That meant that whoever managed to spell words correctly over the course of three more rounds would earn a share of the championship. And at the end of a dramatic Round 20, not a single speller had fallen. Each of the eight got to celebrate as they escaped the dreaded ding of the bell. Their winning words give a sense of the stunning breadth of word knowledge that they brought with them.
Rishik Gandhasri of San Jose, California, spelled auslaut (the final sound in a word or syllable). Erin Howard of Huntsville, Alabama, spelled erysipelas (an acute skin infection). Saketh Sundar of Clarksville, Maryland, spelled bougainvillea (a tropical woody vine with brilliant flowers). Shruthika Padhy of Cherry Hill, New Jersey, spelled aiguillette (a military shoulder cord). Sohum Sukhatankar of Dallas spelled pendeloque (a pear-shaped glass pendant). Abhijay Kodali of Flower Mound, Texas, spelled palama (webbing on the feet of aquatic birds). Christopher Serrao of Whitehouse Station, New Jersey, spelled cernuous (drooping, as a flower). And Rohan Raja of Irving, Texas, spelled odylic (relating to a hypothetical life force conceived in the 19th century). Cue the confetti.

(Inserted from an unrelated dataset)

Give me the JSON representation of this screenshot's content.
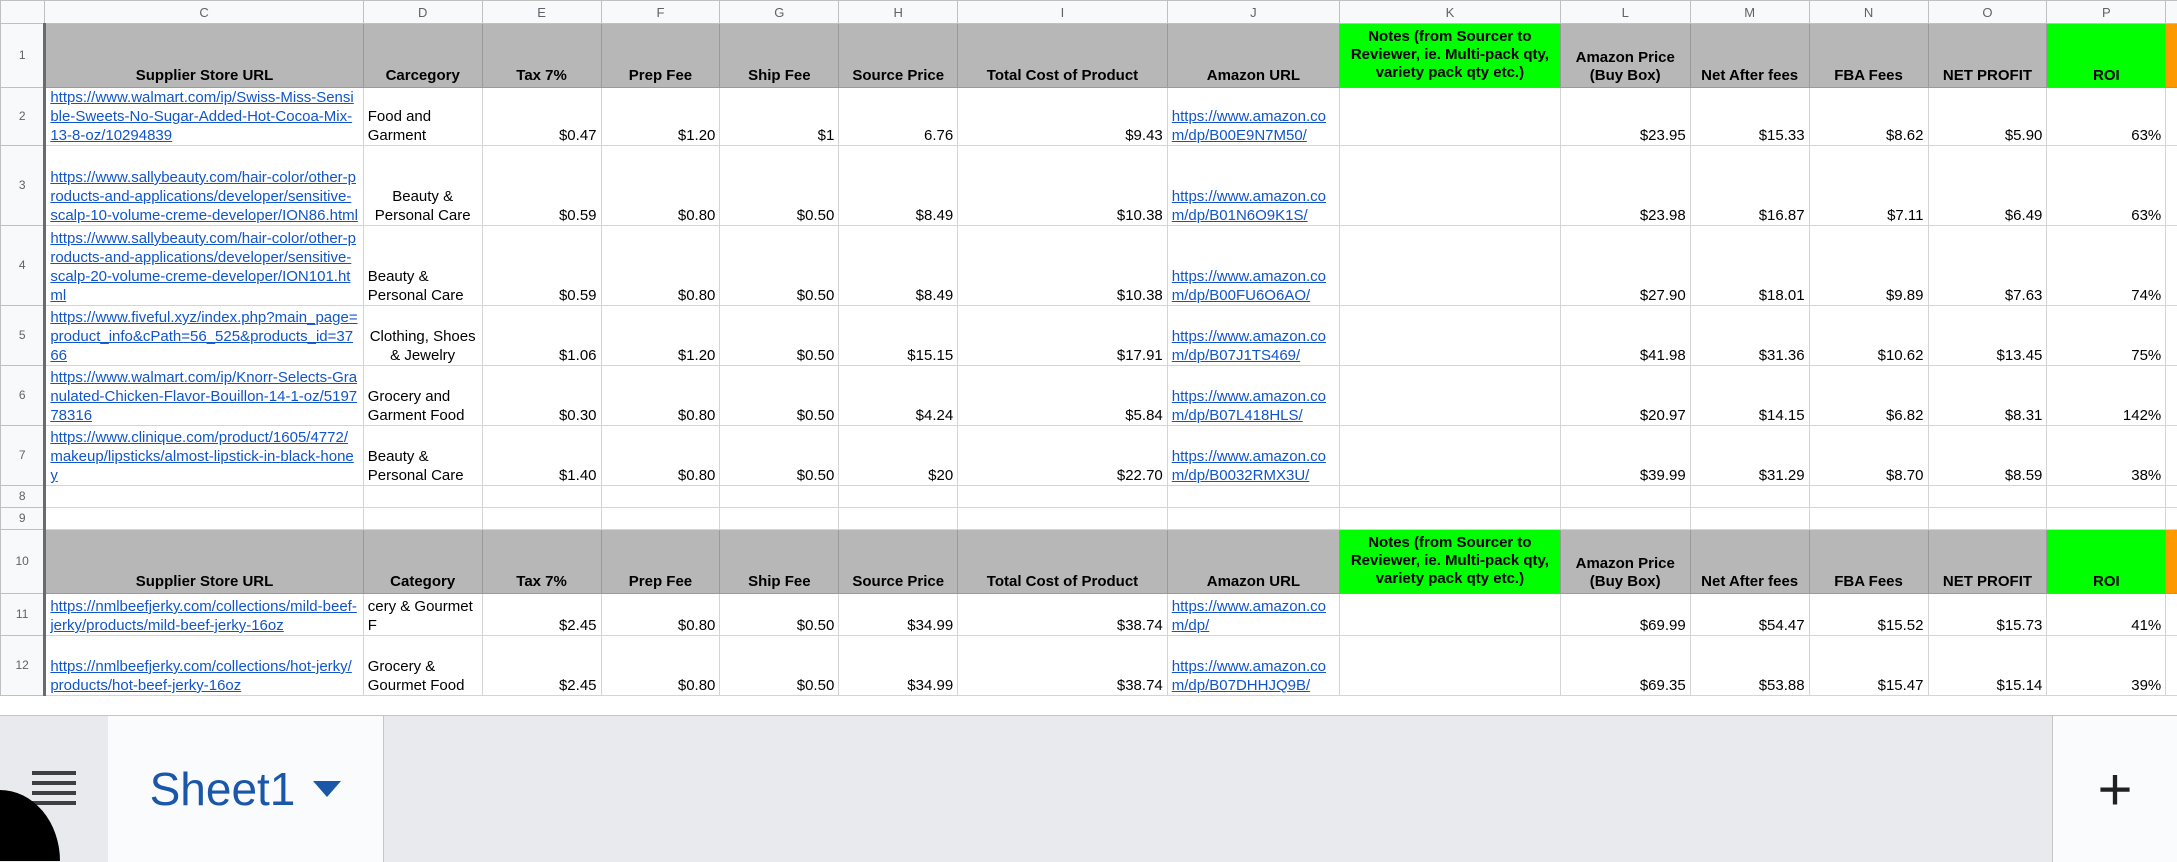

These obscurities were no match for the elite eight, because they had all trained on the most diabolical words to be found in Webster’s Third. Before this year’s bee, Merriam-Webster released an analysis conducted with the language-learning app Babbel that identified the types of words most commonly misspelled at the Scripps Bee. About 48 percent have roots in the classical languages of Greek and Latin, while French and German supply the most frequently misspelled words among modern languages. Yet the eight co-champions were never fazed by any of these linguistic wellsprings, and indeed seemed to be on friendly terms with loanwords derived from Portuguese, Sanskrit, Korean, Irish, and a host of other languages.
As documented in Breaking the Bee, as well as in Shalini Shankar’s new book, Beeline, the training regimen of these elite spellers allows them to zero in on the words that they need to know in order to succeed at both the regional and national levels of the bee. Most of the top competitors have personal coaches, and six out of the eight co-champs used study materials from SpellPundit, a company started by the Dasari family of Spring, Texas. Shobha Dasari, a high-school senior now headed to Stanford, and her younger brother, Shourav, are both recent Scripps finalists. As Shobha told the AP, “It’s all the spellers’ hard work. We just give them the words.”
It’s no wonder that at the end of the evening, the Scripps Twitter account broke the news of the eight-way tie as “Dictionary loses.” (Merriam-Webster followed up: “The Dictionary concedes and adds that it is SO. PROUD.”) But now that the Octochamps have soundly defeated the dictionary, what’s next? Scripps might try to rejigger the rules again, but it’s clear that the bee will never be the same.